Work to complete: Below are some records. Print all of them exactly as they appear.

Collected data entries:
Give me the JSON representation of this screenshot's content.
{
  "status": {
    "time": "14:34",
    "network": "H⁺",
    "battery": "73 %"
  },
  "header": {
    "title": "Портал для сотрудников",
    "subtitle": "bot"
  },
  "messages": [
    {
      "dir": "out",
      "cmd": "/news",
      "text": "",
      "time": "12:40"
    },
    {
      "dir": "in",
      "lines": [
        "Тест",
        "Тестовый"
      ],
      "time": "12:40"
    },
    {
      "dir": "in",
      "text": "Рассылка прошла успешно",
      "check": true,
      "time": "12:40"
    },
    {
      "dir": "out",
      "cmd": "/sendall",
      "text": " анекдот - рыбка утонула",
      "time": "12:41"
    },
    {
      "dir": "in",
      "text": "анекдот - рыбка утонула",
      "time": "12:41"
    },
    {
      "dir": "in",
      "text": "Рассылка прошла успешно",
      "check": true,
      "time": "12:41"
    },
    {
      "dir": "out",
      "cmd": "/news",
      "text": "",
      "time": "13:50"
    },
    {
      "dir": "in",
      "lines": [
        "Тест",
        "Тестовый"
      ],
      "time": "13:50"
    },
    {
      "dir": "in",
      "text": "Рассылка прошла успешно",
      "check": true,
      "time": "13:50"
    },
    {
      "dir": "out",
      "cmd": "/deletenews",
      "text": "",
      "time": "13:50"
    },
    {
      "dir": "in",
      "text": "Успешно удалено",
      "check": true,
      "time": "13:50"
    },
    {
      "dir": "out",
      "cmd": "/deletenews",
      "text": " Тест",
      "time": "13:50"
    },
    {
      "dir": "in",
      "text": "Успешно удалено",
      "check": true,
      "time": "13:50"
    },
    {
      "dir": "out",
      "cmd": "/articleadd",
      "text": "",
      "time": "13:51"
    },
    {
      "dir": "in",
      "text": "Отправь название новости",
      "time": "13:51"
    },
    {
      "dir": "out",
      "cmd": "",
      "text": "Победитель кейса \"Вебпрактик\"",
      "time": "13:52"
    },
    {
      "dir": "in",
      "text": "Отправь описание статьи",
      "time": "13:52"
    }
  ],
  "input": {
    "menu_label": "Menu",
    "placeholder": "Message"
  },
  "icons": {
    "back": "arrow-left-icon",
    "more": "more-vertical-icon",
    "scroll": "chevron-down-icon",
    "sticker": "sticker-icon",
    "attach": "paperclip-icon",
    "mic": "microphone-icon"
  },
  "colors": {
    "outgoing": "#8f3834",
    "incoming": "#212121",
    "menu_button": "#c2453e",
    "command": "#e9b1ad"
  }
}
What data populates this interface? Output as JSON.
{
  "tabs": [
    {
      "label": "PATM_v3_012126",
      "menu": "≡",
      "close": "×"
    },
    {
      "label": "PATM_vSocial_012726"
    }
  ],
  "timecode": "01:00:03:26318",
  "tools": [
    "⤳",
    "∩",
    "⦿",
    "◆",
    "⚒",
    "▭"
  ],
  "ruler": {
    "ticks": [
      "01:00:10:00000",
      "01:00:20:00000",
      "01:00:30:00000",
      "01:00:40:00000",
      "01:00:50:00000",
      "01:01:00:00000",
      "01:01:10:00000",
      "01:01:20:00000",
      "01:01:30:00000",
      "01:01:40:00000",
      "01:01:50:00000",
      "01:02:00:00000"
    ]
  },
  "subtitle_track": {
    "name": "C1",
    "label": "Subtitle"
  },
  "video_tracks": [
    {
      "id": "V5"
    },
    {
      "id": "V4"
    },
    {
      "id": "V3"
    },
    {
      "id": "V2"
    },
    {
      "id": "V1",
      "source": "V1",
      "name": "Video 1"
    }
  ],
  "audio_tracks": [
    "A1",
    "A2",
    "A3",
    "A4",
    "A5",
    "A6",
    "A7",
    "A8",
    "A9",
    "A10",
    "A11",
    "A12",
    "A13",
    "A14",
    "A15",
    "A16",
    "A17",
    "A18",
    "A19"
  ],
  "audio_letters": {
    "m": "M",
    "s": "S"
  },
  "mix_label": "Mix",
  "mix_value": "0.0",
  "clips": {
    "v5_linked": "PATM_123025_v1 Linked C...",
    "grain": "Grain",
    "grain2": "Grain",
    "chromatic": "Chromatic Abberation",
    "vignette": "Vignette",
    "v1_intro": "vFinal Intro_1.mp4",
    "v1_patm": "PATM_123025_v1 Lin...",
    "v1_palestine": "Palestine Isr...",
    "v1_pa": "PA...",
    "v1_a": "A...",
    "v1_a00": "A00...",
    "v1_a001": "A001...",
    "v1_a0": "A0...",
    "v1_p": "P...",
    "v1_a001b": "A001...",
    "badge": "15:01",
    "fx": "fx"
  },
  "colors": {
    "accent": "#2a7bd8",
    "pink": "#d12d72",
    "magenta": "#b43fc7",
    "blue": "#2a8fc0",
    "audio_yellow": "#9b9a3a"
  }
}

Solved exercise:
Give me the JSON representation of this screenshot's content.
{
  "status": {
    "time": "14:34",
    "network": "H⁺",
    "battery": "73 %"
  },
  "header": {
    "title": "Портал для сотрудников",
    "subtitle": "bot"
  },
  "messages": [
    {
      "dir": "out",
      "cmd": "/news",
      "text": "",
      "time": "12:40"
    },
    {
      "dir": "in",
      "lines": [
        "Тест",
        "Тестовый"
      ],
      "time": "12:40"
    },
    {
      "dir": "in",
      "text": "Рассылка прошла успешно",
      "check": true,
      "time": "12:40"
    },
    {
      "dir": "out",
      "cmd": "/sendall",
      "text": " анекдот - рыбка утонула",
      "time": "12:41"
    },
    {
      "dir": "in",
      "text": "анекдот - рыбка утонула",
      "time": "12:41"
    },
    {
      "dir": "in",
      "text": "Рассылка прошла успешно",
      "check": true,
      "time": "12:41"
    },
    {
      "dir": "out",
      "cmd": "/news",
      "text": "",
      "time": "13:50"
    },
    {
      "dir": "in",
      "lines": [
        "Тест",
        "Тестовый"
      ],
      "time": "13:50"
    },
    {
      "dir": "in",
      "text": "Рассылка прошла успешно",
      "check": true,
      "time": "13:50"
    },
    {
      "dir": "out",
      "cmd": "/deletenews",
      "text": "",
      "time": "13:50"
    },
    {
      "dir": "in",
      "text": "Успешно удалено",
      "check": true,
      "time": "13:50"
    },
    {
      "dir": "out",
      "cmd": "/deletenews",
      "text": " Тест",
      "time": "13:50"
    },
    {
      "dir": "in",
      "text": "Успешно удалено",
      "check": true,
      "time": "13:50"
    },
    {
      "dir": "out",
      "cmd": "/articleadd",
      "text": "",
      "time": "13:51"
    },
    {
      "dir": "in",
      "text": "Отправь название новости",
      "time": "13:51"
    },
    {
      "dir": "out",
      "cmd": "",
      "text": "Победитель кейса \"Вебпрактик\"",
      "time": "13:52"
    },
    {
      "dir": "in",
      "text": "Отправь описание статьи",
      "time": "13:52"
    }
  ],
  "input": {
    "menu_label": "Menu",
    "placeholder": "Message"
  },
  "icons": {
    "back": "arrow-left-icon",
    "more": "more-vertical-icon",
    "scroll": "chevron-down-icon",
    "sticker": "sticker-icon",
    "attach": "paperclip-icon",
    "mic": "microphone-icon"
  },
  "colors": {
    "outgoing": "#8f3834",
    "incoming": "#212121",
    "menu_button": "#c2453e",
    "command": "#e9b1ad"
  }
}
What data populates this interface? Output as JSON.
{
  "tabs": [
    {
      "label": "PATM_v3_012126",
      "menu": "≡",
      "close": "×"
    },
    {
      "label": "PATM_vSocial_012726"
    }
  ],
  "timecode": "01:00:03:26318",
  "tools": [
    "⤳",
    "∩",
    "⦿",
    "◆",
    "⚒",
    "▭"
  ],
  "ruler": {
    "ticks": [
      "01:00:10:00000",
      "01:00:20:00000",
      "01:00:30:00000",
      "01:00:40:00000",
      "01:00:50:00000",
      "01:01:00:00000",
      "01:01:10:00000",
      "01:01:20:00000",
      "01:01:30:00000",
      "01:01:40:00000",
      "01:01:50:00000",
      "01:02:00:00000"
    ]
  },
  "subtitle_track": {
    "name": "C1",
    "label": "Subtitle"
  },
  "video_tracks": [
    {
      "id": "V5"
    },
    {
      "id": "V4"
    },
    {
      "id": "V3"
    },
    {
      "id": "V2"
    },
    {
      "id": "V1",
      "source": "V1",
      "name": "Video 1"
    }
  ],
  "audio_tracks": [
    "A1",
    "A2",
    "A3",
    "A4",
    "A5",
    "A6",
    "A7",
    "A8",
    "A9",
    "A10",
    "A11",
    "A12",
    "A13",
    "A14",
    "A15",
    "A16",
    "A17",
    "A18",
    "A19"
  ],
  "audio_letters": {
    "m": "M",
    "s": "S"
  },
  "mix_label": "Mix",
  "mix_value": "0.0",
  "clips": {
    "v5_linked": "PATM_123025_v1 Linked C...",
    "grain": "Grain",
    "grain2": "Grain",
    "chromatic": "Chromatic Abberation",
    "vignette": "Vignette",
    "v1_intro": "vFinal Intro_1.mp4",
    "v1_patm": "PATM_123025_v1 Lin...",
    "v1_palestine": "Palestine Isr...",
    "v1_pa": "PA...",
    "v1_a": "A...",
    "v1_a00": "A00...",
    "v1_a001": "A001...",
    "v1_a0": "A0...",
    "v1_p": "P...",
    "v1_a001b": "A001...",
    "badge": "15:01",
    "fx": "fx"
  },
  "colors": {
    "accent": "#2a7bd8",
    "pink": "#d12d72",
    "magenta": "#b43fc7",
    "blue": "#2a8fc0",
    "audio_yellow": "#9b9a3a"
  }
}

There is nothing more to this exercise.